Work to be completed:
Report how many lines in the records hold the string "Zumba"; give the number and nothing else.

--- Material to process ---

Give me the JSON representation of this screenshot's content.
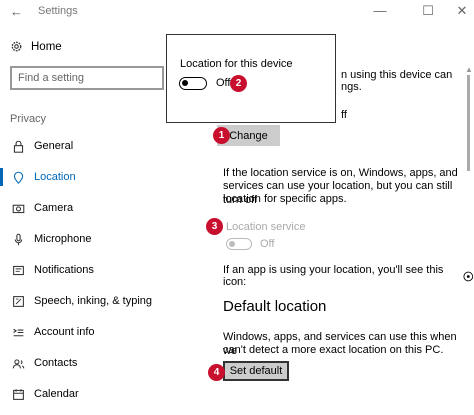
{
  "window": {
    "title": "Settings",
    "back_glyph": "←",
    "minimize_glyph": "—",
    "maximize_glyph": "☐",
    "close_glyph": "✕"
  },
  "sidebar": {
    "home_label": "Home",
    "search_placeholder": "Find a setting",
    "section_label": "Privacy",
    "items": [
      {
        "label": "General",
        "icon": "lock-icon"
      },
      {
        "label": "Location",
        "icon": "location-icon",
        "active": true
      },
      {
        "label": "Camera",
        "icon": "camera-icon"
      },
      {
        "label": "Microphone",
        "icon": "microphone-icon"
      },
      {
        "label": "Notifications",
        "icon": "notifications-icon"
      },
      {
        "label": "Speech, inking, & typing",
        "icon": "speech-icon"
      },
      {
        "label": "Account info",
        "icon": "account-info-icon"
      },
      {
        "label": "Contacts",
        "icon": "contacts-icon"
      },
      {
        "label": "Calendar",
        "icon": "calendar-icon"
      }
    ]
  },
  "main": {
    "partial_line_1": "n using this device can",
    "partial_line_2": "ngs.",
    "partial_line_3": "ff",
    "change_label": "Change",
    "service_desc_1": "If the location service is on, Windows, apps, and",
    "service_desc_2": "services can use your location, but you can still turn off",
    "service_desc_3": "location for specific apps.",
    "location_service_label": "Location service",
    "location_service_state": "Off",
    "icon_info_text": "If an app is using your location, you'll see this icon:",
    "default_location_heading": "Default location",
    "default_desc_1": "Windows, apps, and services can use this when we",
    "default_desc_2": "can't detect a more exact location on this PC.",
    "set_default_label": "Set default"
  },
  "popup": {
    "title": "Location for this device",
    "state": "Off"
  },
  "badges": [
    "1",
    "2",
    "3",
    "4"
  ],
  "colors": {
    "accent": "#0067b8",
    "badge": "#c8102e",
    "button_bg": "#cccccc"
  }
}
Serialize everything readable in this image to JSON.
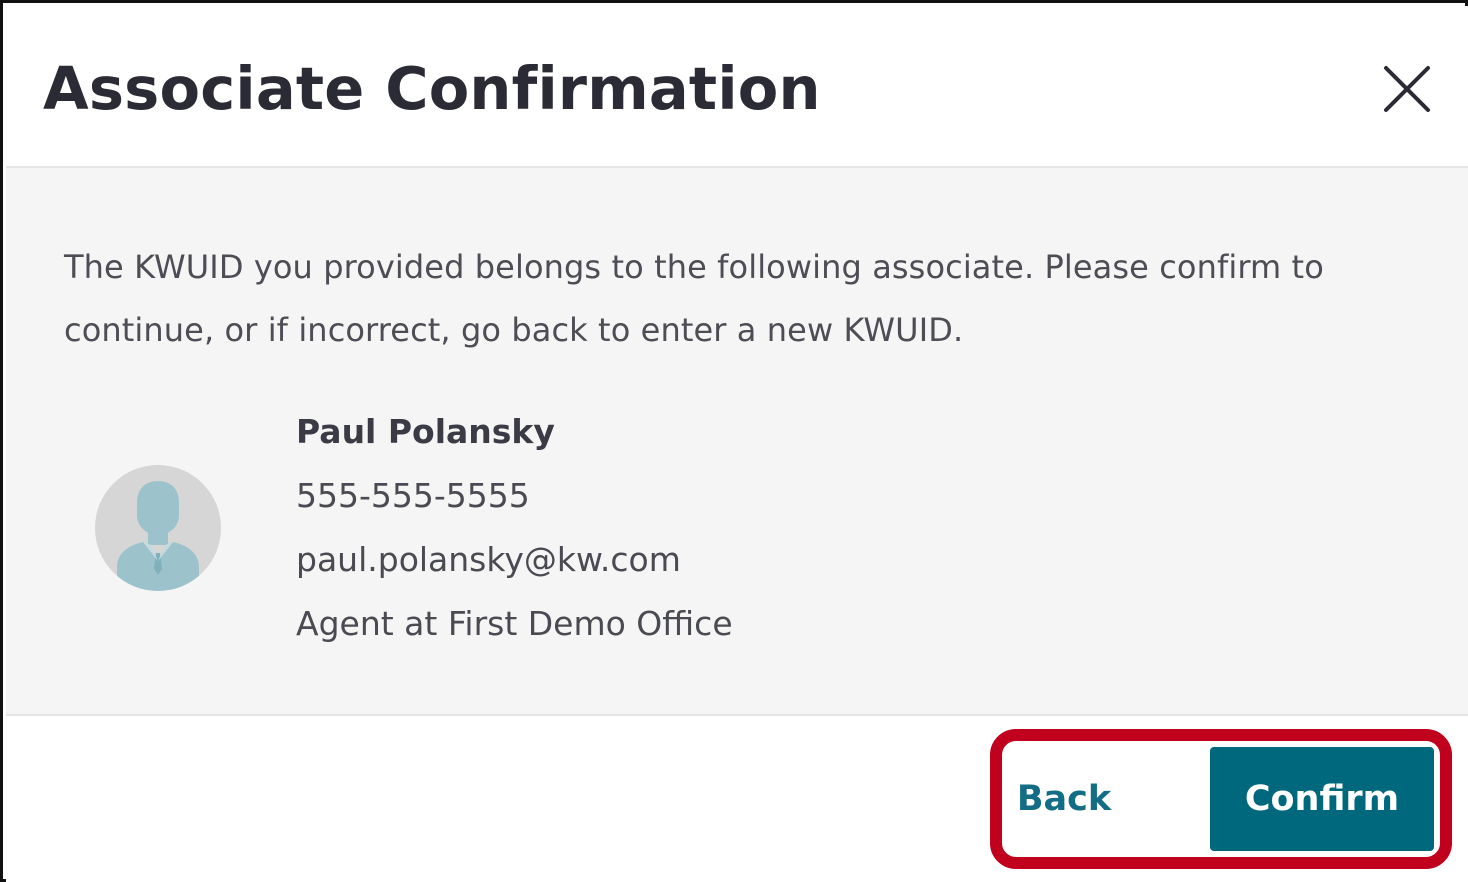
{
  "dialog": {
    "title": "Associate Confirmation",
    "close_icon": "close-icon",
    "message": "The KWUID you provided belongs to the following associate. Please confirm to continue, or if incorrect, go back to enter a new KWUID."
  },
  "associate": {
    "avatar_icon": "person-avatar-icon",
    "name": "Paul Polansky",
    "phone": "555-555-5555",
    "email": "paul.polansky@kw.com",
    "role": "Agent at First Demo Office"
  },
  "actions": {
    "back_label": "Back",
    "confirm_label": "Confirm"
  },
  "colors": {
    "primary": "#00687c",
    "link": "#136d84",
    "highlight": "#c0001d",
    "body_background": "#f5f5f5",
    "avatar_figure": "#9cc3cc"
  }
}
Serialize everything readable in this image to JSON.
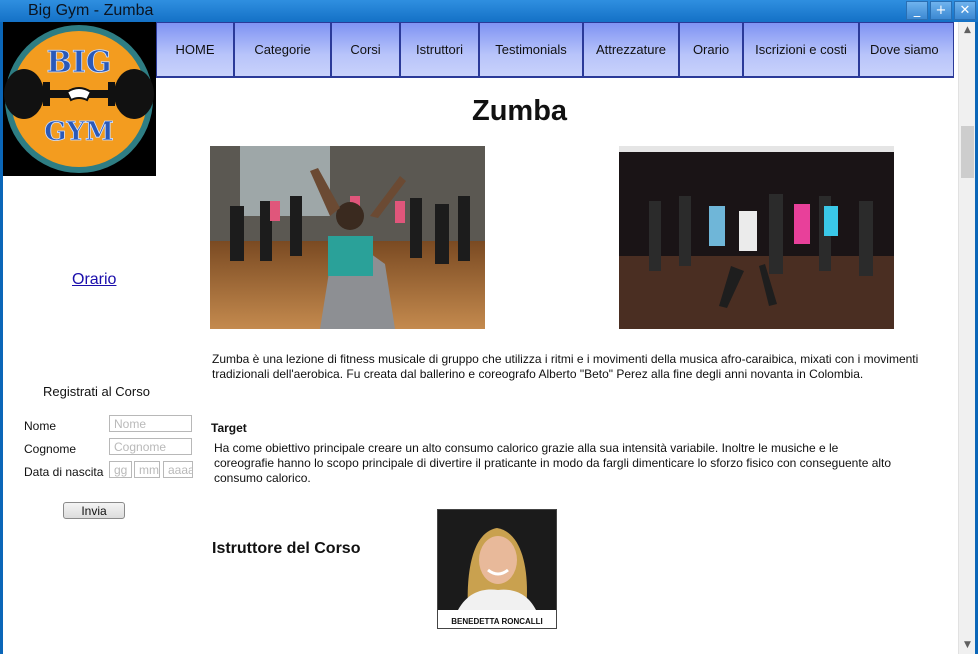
{
  "window": {
    "title": "Big Gym - Zumba",
    "buttons": [
      "_",
      "+",
      "✕"
    ]
  },
  "logo": {
    "top_text": "BIG",
    "bottom_text": "GYM"
  },
  "nav": {
    "items": [
      "HOME",
      "Categorie",
      "Corsi",
      "Istruttori",
      "Testimonials",
      "Attrezzature",
      "Orario",
      "Iscrizioni e costi",
      "Dove siamo"
    ]
  },
  "sidebar": {
    "orario_link": "Orario",
    "form": {
      "title": "Registrati al Corso",
      "name_label": "Nome",
      "name_placeholder": "Nome",
      "surname_label": "Cognome",
      "surname_placeholder": "Cognome",
      "dob_label": "Data di nascita",
      "dob_day_placeholder": "gg",
      "dob_month_placeholder": "mm",
      "dob_year_placeholder": "aaaa",
      "submit_label": "Invia"
    }
  },
  "main": {
    "title": "Zumba",
    "intro": "Zumba è una lezione di fitness musicale di gruppo che utilizza i ritmi e i movimenti della musica afro-caraibica, mixati con i movimenti tradizionali dell'aerobica. Fu creata dal ballerino e coreografo Alberto \"Beto\" Perez  alla fine degli anni novanta in Colombia.",
    "target_heading": "Target",
    "target_text": "Ha come obiettivo principale creare un alto consumo calorico grazie alla sua intensità variabile. Inoltre le musiche e le coreografie hanno lo scopo principale di divertire il praticante in modo da fargli dimenticare lo sforzo fisico con conseguente alto consumo calorico.",
    "instructor_heading": "Istruttore del Corso",
    "instructor_name": "BENEDETTA RONCALLI"
  },
  "colors": {
    "titlebar": "#1a78cc",
    "nav_top": "#7f93f3",
    "nav_bottom": "#c9d2fb",
    "nav_border": "#2b3a99",
    "logo_orange": "#f39c1f",
    "logo_teal": "#2e7d83",
    "link": "#1a0dab"
  }
}
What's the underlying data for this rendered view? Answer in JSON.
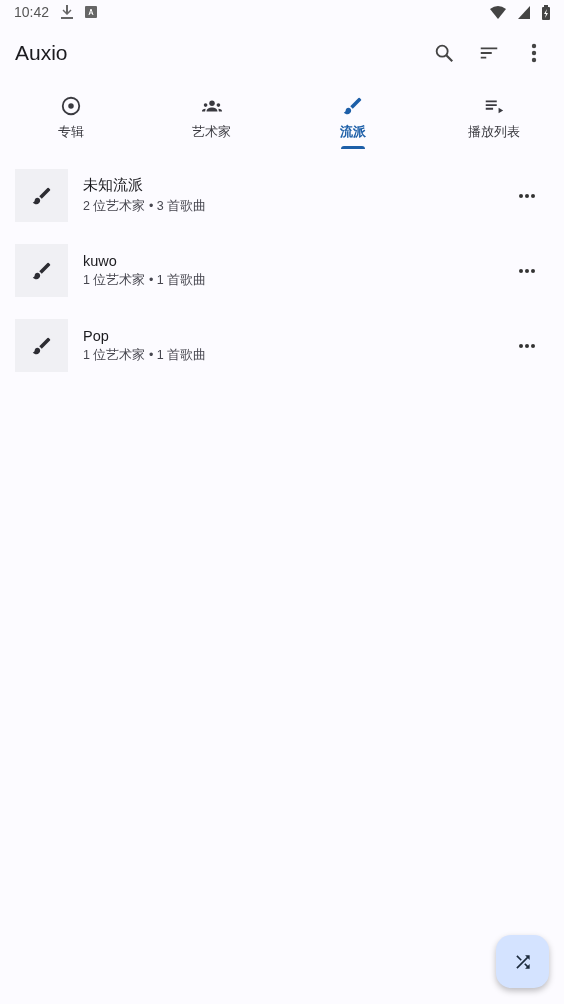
{
  "status_bar": {
    "time": "10:42"
  },
  "app_bar": {
    "title": "Auxio"
  },
  "tabs": [
    {
      "label": "专辑",
      "kind": "album",
      "selected": false
    },
    {
      "label": "艺术家",
      "kind": "artist",
      "selected": false
    },
    {
      "label": "流派",
      "kind": "genre",
      "selected": true
    },
    {
      "label": "播放列表",
      "kind": "playlist",
      "selected": false
    }
  ],
  "genres": [
    {
      "name": "未知流派",
      "details": "2 位艺术家 • 3 首歌曲"
    },
    {
      "name": "kuwo",
      "details": "1 位艺术家 • 1 首歌曲"
    },
    {
      "name": "Pop",
      "details": "1 位艺术家 • 1 首歌曲"
    }
  ]
}
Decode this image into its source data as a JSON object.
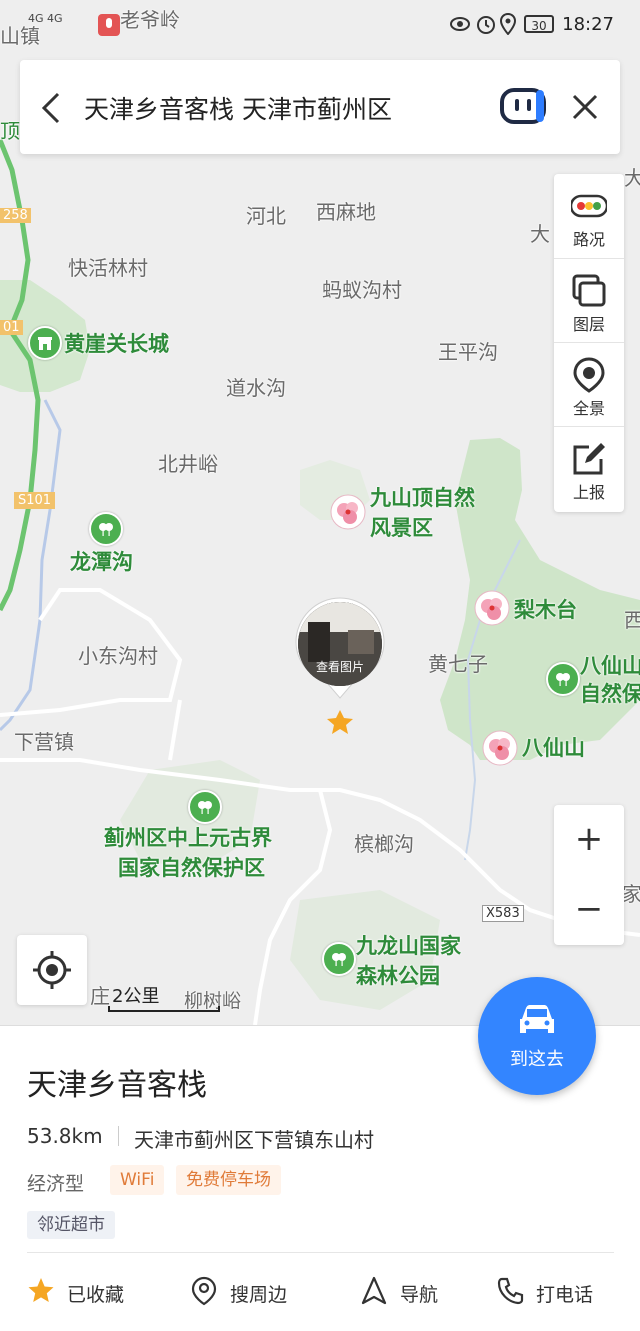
{
  "status_bar": {
    "network": "4G 4G",
    "corner_label": "山镇",
    "top_label": "老爷岭",
    "battery": "30",
    "time": "18:27"
  },
  "search": {
    "query": "天津乡音客栈 天津市蓟州区"
  },
  "tools": {
    "traffic": "路况",
    "layers": "图层",
    "panorama": "全景",
    "report": "上报"
  },
  "map": {
    "labels": {
      "hebei": "河北",
      "ximadi": "西麻地",
      "kuaihuolin": "快活林村",
      "mayigou": "蚂蚁沟村",
      "wangpinggou": "王平沟",
      "huangyaguan": "黄崖关长城",
      "daoshuigou": "道水沟",
      "beijingyu": "北井峪",
      "jiushanding_1": "九山顶自然",
      "jiushanding_2": "风景区",
      "limutai": "梨木台",
      "longtangou": "龙潭沟",
      "xiaodonggou": "小东沟村",
      "huangqizi": "黄七子",
      "baxianshan_r1": "八仙山",
      "baxianshan_r2": "自然保",
      "baxianshan": "八仙山",
      "xiayingzhen": "下营镇",
      "zhongshangyuan_1": "蓟州区中上元古界",
      "zhongshangyuan_2": "国家自然保护区",
      "binlanggou": "槟榔沟",
      "jiulongshan_1": "九龙山国家",
      "jiulongshan_2": "森林公园",
      "liushuyu": "柳树峪",
      "zhuang": "庄",
      "da": "大",
      "da2": "大",
      "xi": "西",
      "jia": "家",
      "ding": "顶"
    },
    "roads": {
      "r258": "258",
      "s101": "S101",
      "x583": "X583",
      "r01": "01"
    },
    "pin_caption": "查看图片",
    "scale": "2公里",
    "zoom_in": "+",
    "zoom_out": "−"
  },
  "go_button": "到这去",
  "place": {
    "name": "天津乡音客栈",
    "distance": "53.8km",
    "address": "天津市蓟州区下营镇东山村",
    "type": "经济型",
    "tags": [
      "WiFi",
      "免费停车场"
    ],
    "nearby": "邻近超市"
  },
  "actions": {
    "favorite": "已收藏",
    "around": "搜周边",
    "navigate": "导航",
    "call": "打电话"
  },
  "colors": {
    "accent": "#3385ff",
    "green_area": "#cfe5c9",
    "label_green": "#2e8b3a",
    "tag_orange": "#e07b39",
    "star": "#f5a623"
  }
}
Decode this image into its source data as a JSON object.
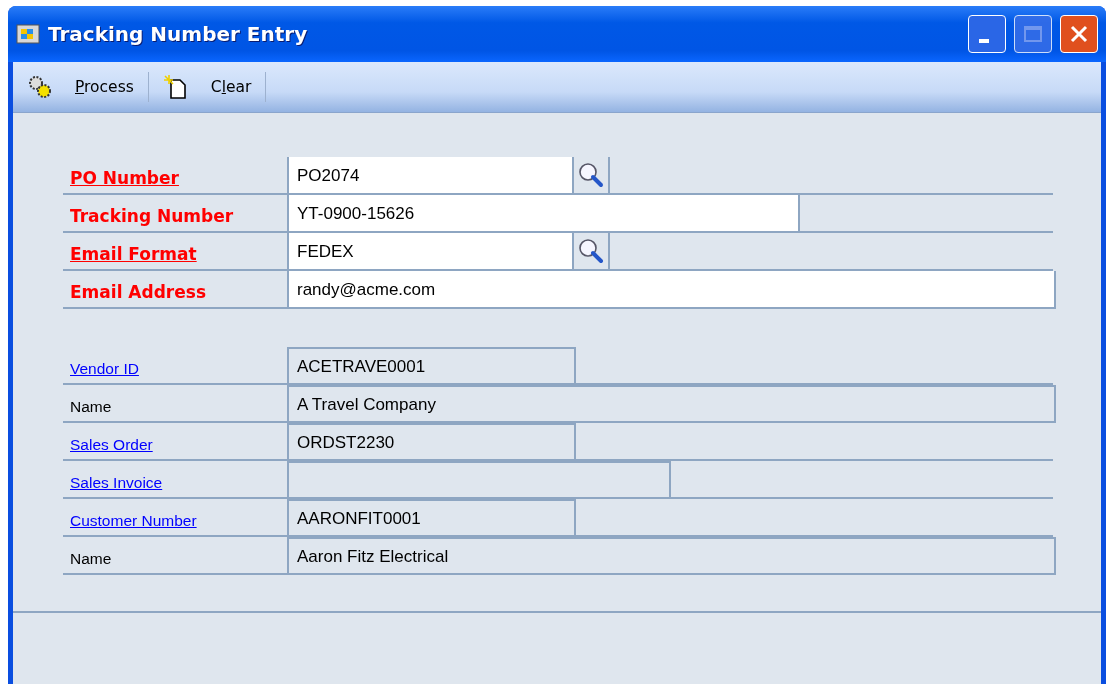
{
  "window": {
    "title": "Tracking Number Entry"
  },
  "toolbar": [
    {
      "mnemonic": "P",
      "after": "rocess",
      "kind": "process"
    },
    {
      "before": "C",
      "mnemonic": "l",
      "after": "ear",
      "kind": "clear"
    }
  ],
  "entry_fields": [
    {
      "label": "PO Number",
      "kind": "required_link",
      "value": "PO2074",
      "lookup": true,
      "disabled": false
    },
    {
      "label": "Tracking Number",
      "kind": "required",
      "value": "YT-0900-15626",
      "lookup": false,
      "disabled": false
    },
    {
      "label": "Email Format",
      "kind": "required_link",
      "value": "FEDEX",
      "lookup": true,
      "disabled": false
    },
    {
      "label": "Email Address",
      "kind": "required",
      "value": "randy@acme.com",
      "lookup": false,
      "disabled": false
    }
  ],
  "info_fields": [
    {
      "label": "Vendor ID",
      "kind": "link",
      "value": "ACETRAVE0001",
      "disabled": true
    },
    {
      "label": "Name",
      "kind": "plain",
      "value": "A Travel Company",
      "disabled": true
    },
    {
      "label": "Sales Order",
      "kind": "link",
      "value": "ORDST2230",
      "disabled": true
    },
    {
      "label": "Sales Invoice",
      "kind": "link",
      "disabled": true
    },
    {
      "label": "Customer Number",
      "kind": "link",
      "value": "AARONFIT0001",
      "disabled": true
    },
    {
      "label": "Name",
      "kind": "plain",
      "value": "Aaron Fitz Electrical",
      "disabled": true
    }
  ]
}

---

Result of this exercise:
3